Steel Could Get A Bid On Declining Chinese Stockpiles (MXI, SLX, X, BHP, RIO, VALE)

Tim Seymour:  China’s steel mills curbed their output over the summer, driving inventories of finished steel products well below historical averages and giving global steel prices a lift. 

In all, steel supplies in China are reportedly back at late 2010 levels — lower than they have been in nearly a year — after the country’s steel mills were idled through much of June and July.

With inventories of most classes of steel products now below 18-month averages, industrial demand for added supply has pushed spot prices up in the last few days.

This morning alone, steel is trading up $8 at $600 a ton — a 7-week high.

Unfortunately, this is not a global phenomenon. One of the reasons Chinese stockpiles were allowed to get so low was the prospect of power restrictions throughout the industry.

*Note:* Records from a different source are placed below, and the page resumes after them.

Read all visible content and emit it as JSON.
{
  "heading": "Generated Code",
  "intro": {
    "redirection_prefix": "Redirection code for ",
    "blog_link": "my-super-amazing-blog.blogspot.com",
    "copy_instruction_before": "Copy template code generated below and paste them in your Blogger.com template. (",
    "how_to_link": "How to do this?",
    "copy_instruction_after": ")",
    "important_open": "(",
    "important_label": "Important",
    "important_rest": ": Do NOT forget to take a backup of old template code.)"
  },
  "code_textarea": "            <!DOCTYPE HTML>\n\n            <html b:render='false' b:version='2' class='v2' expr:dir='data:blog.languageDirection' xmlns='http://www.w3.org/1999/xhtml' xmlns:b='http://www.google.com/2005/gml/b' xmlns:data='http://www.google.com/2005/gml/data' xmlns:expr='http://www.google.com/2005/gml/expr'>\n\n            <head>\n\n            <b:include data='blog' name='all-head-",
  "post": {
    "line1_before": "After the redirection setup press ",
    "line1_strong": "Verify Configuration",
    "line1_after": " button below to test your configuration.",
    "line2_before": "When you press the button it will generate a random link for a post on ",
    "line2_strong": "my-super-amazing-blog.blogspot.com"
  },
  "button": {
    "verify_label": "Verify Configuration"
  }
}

North American steel makers like U.S. Steel (NYSE:X) have been operating under no such constraints, and in fact U.S. steel stockpiles are now at their highest since 2009.

Might be a chance here to play the iron group, which is feeding increasingly low grades of ore to China as mills there try to contain their costs. The basket is BHP Billiton (NYSE:BHP), Rio Tinto (NYSE:RIO) and, as always, Vale (NYSE:VALE).

The Market Vectors Steel ETF (NYSE:SLX) is down about a quarter so far this year, while the S&P Global Materials Sector Index Fund Holdings ETF (NYSE:MXI) is down about 10%.

Written By Tim Seymour From Emerging Money

Emerging Money provides insightful and timely information about the increasingly important world of Emerging Market investments. CNBC Emerging Markets Contributor Tim Seymour leads the team of Emerging Money to bring you cutting edge global news and analysis.

About Tim Seymour: Tim is a founder of Emerging Money. He is a founder and Managing Partner at Seygem Asset Management, and The Emerging Markets Contributor to CNBC. Seygem Asset Management focuses on investing throughout the global emerging markets asset class. With a view that emerging and developing economies will continue to outpace the economic growth and advancement of developed economies, Seymour has devoted a career to investing in the dominant markets of tomorrow, today. Seymour’s career has included significant experience in both alternative asset management (hedge funds) and capital markets, having launched two hedge funds, and built the largest Russian broker dealer in the USA. Seymour started his career at UBS, focusing on international credit (cash, swaps, forex) in a specialized hedge fund group (New York). Seymour completed the firm’s training program after graduating with an MBA in international finance from Fordham University. Seymour received his undergraduate degree at Georgetown University.

Leave a Reply

Your email address will not be published. Required fields are marked *